Rationally Misplaced Confidence
University of Arizona Working Paper 18-05
47 Pages Posted: 13 Mar 2018 Last revised: 2 Jun 2019
Date Written: May 30, 2019
I show that persistent underconfidence and overconfidence each arise from the combination of Bayesian learning about one's own abilities and rationally choosing to exert more effort when more confident. If an agent believes that greater effort reliably improves outcomes, then the agent learns away overconfidence faster than he learns away underconfidence. The agent becomes underconfident on average. In contrast, the agent becomes overconfident on average if he believes that greater effort increases his exposure to chance. The results imply that a principal can extract more effort from an agent by conditioning the precision of feedback on performance, and the mechanism is consistent with modern understanding of depression.
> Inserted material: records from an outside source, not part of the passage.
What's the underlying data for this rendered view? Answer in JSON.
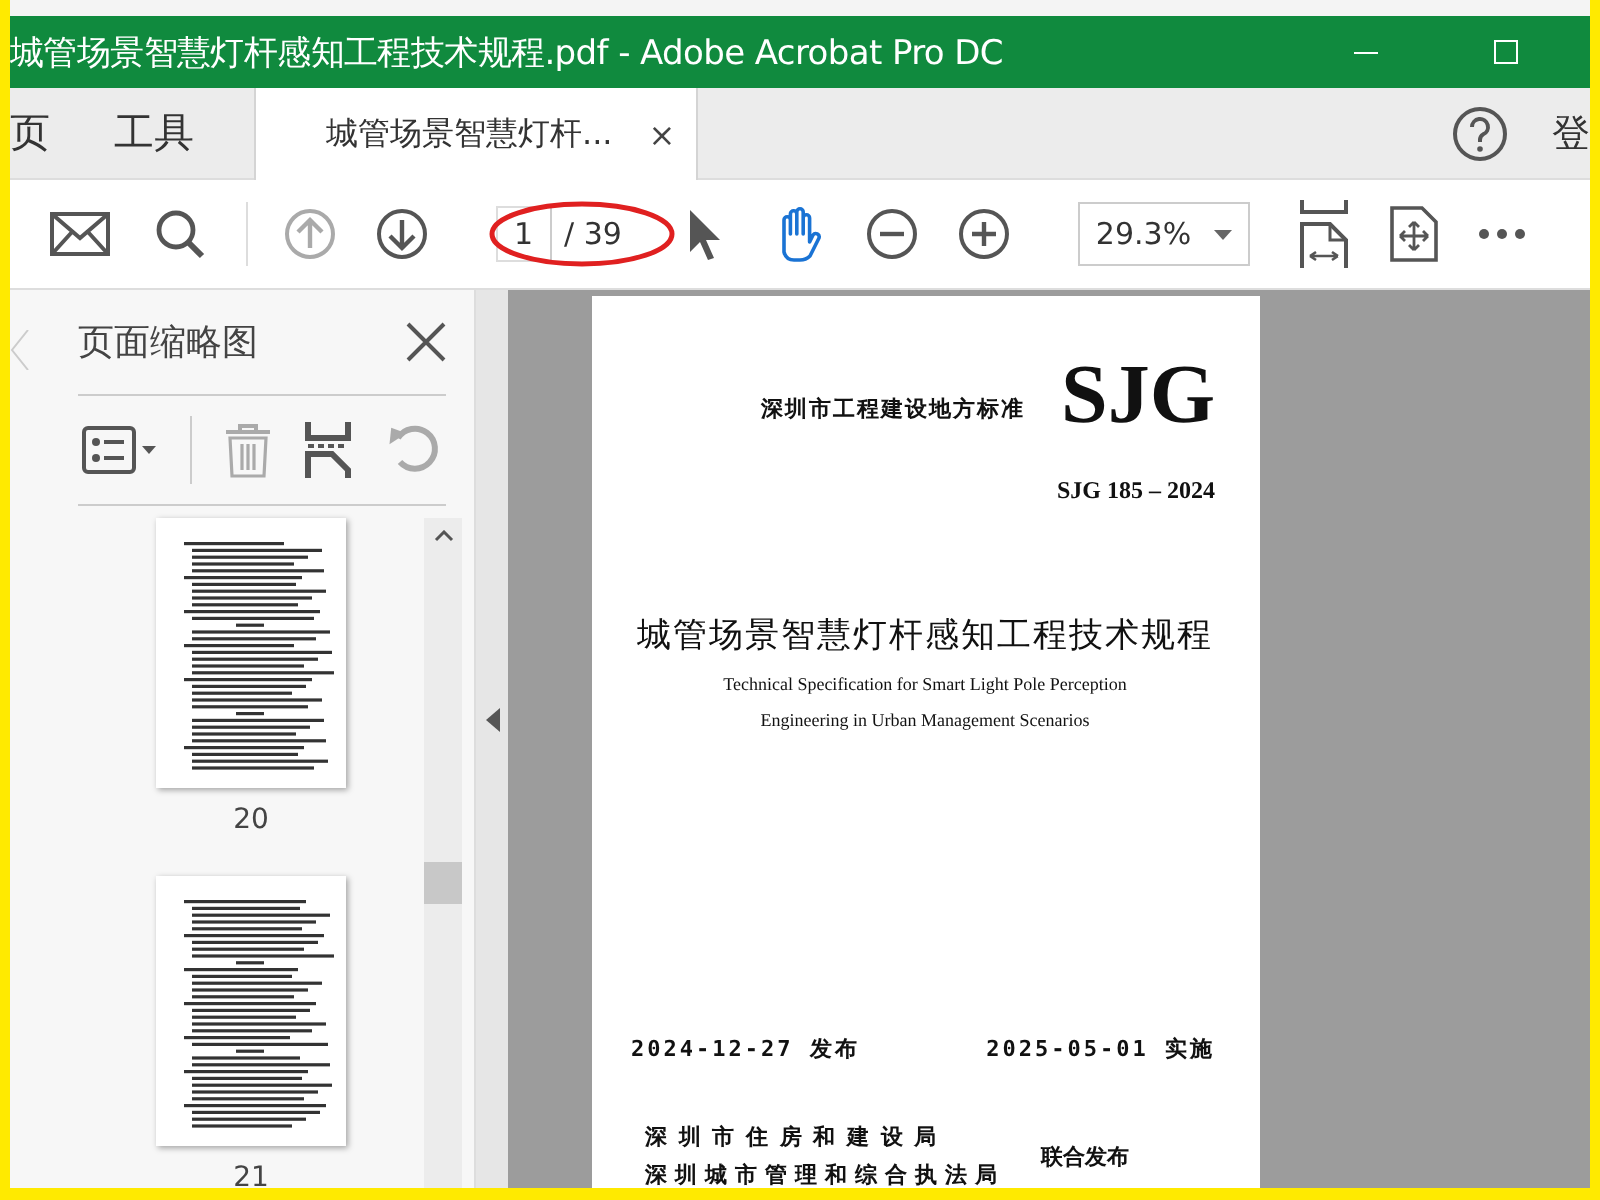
{
  "window": {
    "title": "城管场景智慧灯杆感知工程技术规程.pdf - Adobe Acrobat Pro DC"
  },
  "tabs": [
    {
      "label": "页",
      "selected": false
    },
    {
      "label": "工具",
      "selected": false
    },
    {
      "label": "城管场景智慧灯杆...",
      "selected": true,
      "close": "×"
    }
  ],
  "account_label": "登",
  "toolbar": {
    "previous_page": {
      "disabled": true
    },
    "next_page": {
      "disabled": false
    },
    "page_field": {
      "value": "1"
    },
    "page_total": "/ 39",
    "select_tool": {
      "selected": false
    },
    "hand_tool": {
      "selected": true
    },
    "zoom": {
      "value": "29.3%"
    }
  },
  "thumbnail_panel": {
    "title": "页面缩略图",
    "delete": {
      "disabled": true
    },
    "rotate": {
      "disabled": true
    },
    "thumbnails": [
      {
        "label": "20"
      },
      {
        "label": "21"
      }
    ]
  },
  "document": {
    "series_label": "深圳市工程建设地方标准",
    "logo": "SJG",
    "code": "SJG 185 – 2024",
    "title": "城管场景智慧灯杆感知工程技术规程",
    "subtitle": [
      "Technical Specification for Smart Light Pole Perception",
      "Engineering in Urban Management Scenarios"
    ],
    "issue_date": "2024-12-27 发布",
    "effective_date": "2025-05-01 实施",
    "issuers": [
      "深 圳 市 住 房 和 建 设 局",
      "深圳城市管理和综合执法局"
    ],
    "joint_issue": "联合发布"
  }
}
Keywords: learning, effort, confidence, ability, talent, performance appraisals, depression, therapy
JEL Classification: D83, D90, G41, L29
Suggested Citation: Suggested Citation